1. Advanced technologies will allow us to produce oil for generations, particularly from non-conventional sources, such as oil sands. 2. Oil production will peak and go into decline sooner than we are prepared, with catastrophic effects on society and economies. 3. There may be may be plenty in the ground, but factors such as cost, willingness to invest, political barriers will constrain production. (p. 13) “Lloyd’s 360 Risk Insight: Sustainable Energy Security,” 2010
~ The primary difference between conventional and unconventional fuels is the density of the liquid. ~ Unconventional fuels flow slowly and must be processed and/or diluted to be extracted. Examples: heavy oil, tar sands, tight sands, coalbed methane, gas shales
1. The “easy to access” oil is largely consumed. What is left is more often the harder to reach oil. (Example: Drilling 5000’ below the surface of the Gulf of Mexico) 1. Harder to access fuels require more energy to extract. 2. Hydraulic fracturing or “fracking” uses pressurized liquids to crack the rocks to obtain gas, a controversial method that has provided a boon in the natural gas market, but reportedly pollutes water sources.
Greater use of energy in order to obtain energy: 3X greater compared to conventional 20% higher CO2 emissions due to greater energy use A barrel of tar sands oil requires 3 barrels of water that is so toxic it cannot be returned to rivers.
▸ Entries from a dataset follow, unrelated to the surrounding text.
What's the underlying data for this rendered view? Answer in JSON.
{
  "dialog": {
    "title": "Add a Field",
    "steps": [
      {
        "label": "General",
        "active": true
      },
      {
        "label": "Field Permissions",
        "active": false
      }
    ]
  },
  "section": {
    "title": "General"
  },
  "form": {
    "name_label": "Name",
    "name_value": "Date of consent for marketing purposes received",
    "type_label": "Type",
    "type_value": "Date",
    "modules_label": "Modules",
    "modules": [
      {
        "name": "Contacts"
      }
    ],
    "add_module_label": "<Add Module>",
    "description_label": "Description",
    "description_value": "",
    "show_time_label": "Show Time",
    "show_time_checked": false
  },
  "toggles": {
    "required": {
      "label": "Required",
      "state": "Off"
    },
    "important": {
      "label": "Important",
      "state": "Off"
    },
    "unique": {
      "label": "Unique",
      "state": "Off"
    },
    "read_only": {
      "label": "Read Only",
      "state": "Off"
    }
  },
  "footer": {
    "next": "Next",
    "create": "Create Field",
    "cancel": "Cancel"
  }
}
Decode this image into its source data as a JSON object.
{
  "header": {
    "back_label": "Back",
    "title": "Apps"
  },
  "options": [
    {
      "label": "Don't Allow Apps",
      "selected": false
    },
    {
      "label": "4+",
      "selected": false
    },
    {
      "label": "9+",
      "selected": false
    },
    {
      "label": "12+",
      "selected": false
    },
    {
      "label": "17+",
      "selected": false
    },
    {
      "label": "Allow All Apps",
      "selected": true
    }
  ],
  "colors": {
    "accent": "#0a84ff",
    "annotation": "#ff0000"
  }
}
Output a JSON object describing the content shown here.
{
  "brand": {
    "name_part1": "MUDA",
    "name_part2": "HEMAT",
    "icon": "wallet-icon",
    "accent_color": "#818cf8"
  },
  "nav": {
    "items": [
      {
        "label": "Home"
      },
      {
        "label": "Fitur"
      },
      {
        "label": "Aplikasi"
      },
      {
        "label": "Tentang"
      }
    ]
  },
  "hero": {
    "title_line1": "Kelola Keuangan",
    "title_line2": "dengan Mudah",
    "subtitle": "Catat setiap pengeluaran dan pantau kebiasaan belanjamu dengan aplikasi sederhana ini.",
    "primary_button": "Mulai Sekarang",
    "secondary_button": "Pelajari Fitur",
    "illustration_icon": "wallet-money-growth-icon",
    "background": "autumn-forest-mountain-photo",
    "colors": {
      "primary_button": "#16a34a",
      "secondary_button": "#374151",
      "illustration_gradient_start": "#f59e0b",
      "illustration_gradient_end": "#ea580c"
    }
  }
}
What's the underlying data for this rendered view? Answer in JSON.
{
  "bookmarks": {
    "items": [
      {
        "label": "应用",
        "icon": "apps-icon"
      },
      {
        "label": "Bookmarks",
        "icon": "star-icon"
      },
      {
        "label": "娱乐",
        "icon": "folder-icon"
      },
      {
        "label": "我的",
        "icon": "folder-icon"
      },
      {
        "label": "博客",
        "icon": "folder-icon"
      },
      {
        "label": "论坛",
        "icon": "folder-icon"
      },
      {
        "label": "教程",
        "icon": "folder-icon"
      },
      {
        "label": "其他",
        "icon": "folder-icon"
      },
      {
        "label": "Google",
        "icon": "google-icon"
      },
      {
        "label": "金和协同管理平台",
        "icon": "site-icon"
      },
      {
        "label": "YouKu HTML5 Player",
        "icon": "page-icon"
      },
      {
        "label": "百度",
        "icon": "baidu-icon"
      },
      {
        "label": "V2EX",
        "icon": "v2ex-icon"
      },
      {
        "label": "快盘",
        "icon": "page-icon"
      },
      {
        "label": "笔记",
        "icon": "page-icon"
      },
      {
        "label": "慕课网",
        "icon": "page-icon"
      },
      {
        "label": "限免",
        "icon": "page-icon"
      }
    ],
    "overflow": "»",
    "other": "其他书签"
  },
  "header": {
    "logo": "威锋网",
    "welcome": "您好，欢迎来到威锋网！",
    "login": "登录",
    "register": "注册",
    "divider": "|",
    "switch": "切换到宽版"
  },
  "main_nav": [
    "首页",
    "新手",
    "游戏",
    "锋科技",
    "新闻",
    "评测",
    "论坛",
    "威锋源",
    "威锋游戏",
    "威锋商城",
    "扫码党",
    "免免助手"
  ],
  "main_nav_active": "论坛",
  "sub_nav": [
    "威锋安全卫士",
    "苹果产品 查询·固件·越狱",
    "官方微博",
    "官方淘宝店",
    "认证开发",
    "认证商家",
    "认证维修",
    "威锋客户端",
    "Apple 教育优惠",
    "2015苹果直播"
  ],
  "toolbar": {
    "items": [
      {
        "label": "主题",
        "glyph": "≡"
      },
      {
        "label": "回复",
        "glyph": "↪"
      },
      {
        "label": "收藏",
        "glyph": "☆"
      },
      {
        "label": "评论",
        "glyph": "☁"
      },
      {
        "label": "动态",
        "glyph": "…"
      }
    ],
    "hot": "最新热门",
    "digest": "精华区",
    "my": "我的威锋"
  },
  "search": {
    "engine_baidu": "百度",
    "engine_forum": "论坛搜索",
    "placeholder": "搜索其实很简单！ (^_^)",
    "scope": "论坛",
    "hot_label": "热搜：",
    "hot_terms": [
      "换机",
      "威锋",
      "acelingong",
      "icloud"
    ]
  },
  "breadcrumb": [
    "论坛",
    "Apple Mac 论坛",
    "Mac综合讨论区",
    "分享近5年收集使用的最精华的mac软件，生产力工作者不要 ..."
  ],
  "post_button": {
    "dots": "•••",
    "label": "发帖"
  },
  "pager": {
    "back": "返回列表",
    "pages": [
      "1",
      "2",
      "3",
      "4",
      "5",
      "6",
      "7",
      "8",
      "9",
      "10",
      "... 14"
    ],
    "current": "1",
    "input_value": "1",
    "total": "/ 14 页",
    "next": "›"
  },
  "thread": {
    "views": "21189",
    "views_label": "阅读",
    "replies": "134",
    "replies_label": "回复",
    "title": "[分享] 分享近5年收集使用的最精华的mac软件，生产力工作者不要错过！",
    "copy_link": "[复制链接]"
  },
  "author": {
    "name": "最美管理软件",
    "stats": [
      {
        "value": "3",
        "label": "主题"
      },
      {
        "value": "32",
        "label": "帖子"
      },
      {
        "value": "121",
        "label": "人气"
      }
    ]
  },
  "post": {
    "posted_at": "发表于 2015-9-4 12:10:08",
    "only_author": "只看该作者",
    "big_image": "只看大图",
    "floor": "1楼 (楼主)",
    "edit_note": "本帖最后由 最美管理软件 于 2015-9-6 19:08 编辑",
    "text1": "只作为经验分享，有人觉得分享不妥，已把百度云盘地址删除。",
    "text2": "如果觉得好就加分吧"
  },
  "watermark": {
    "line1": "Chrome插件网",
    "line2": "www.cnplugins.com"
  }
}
More costly to produce than conventional
“Businesses which prepare for and take advantage of the new energy reality will prosper—failure to do so could be catastrophic.” Expect and prepare for a return to the price volatility seen in Expect and prepare for energy supply disruptions. Reduce fossil fuel dependence. Invest in renewable energy and smart technology. “Businesses must address energy-related risks to supply chains and the increasing vulnerability of “just in time” models.
1. Educated staff and students to reduce electrical consumption: Shutting down computers Shutting off all or half of lights as possible Smart power strips 2. Increased recycling of paper, batteries 3. Started school garden, composting planned. 4. Biofuel feasability study
Anthony Froggatt, Glada Lahn. “Lloyd’s 360° Risk Insight: Strategic risks and opportunities for businesses”. Chatham House September, Robert L. Hirsch, SAIC, Project LeaderRoger, Bezdek, MISI, Robert Wendling, MISI. “ PEAKING OF WORLD OIL PRODUCTION: IMPACTS, MITIGATION, & RISK MANAGEMENT”. US Department of Energy. February 2005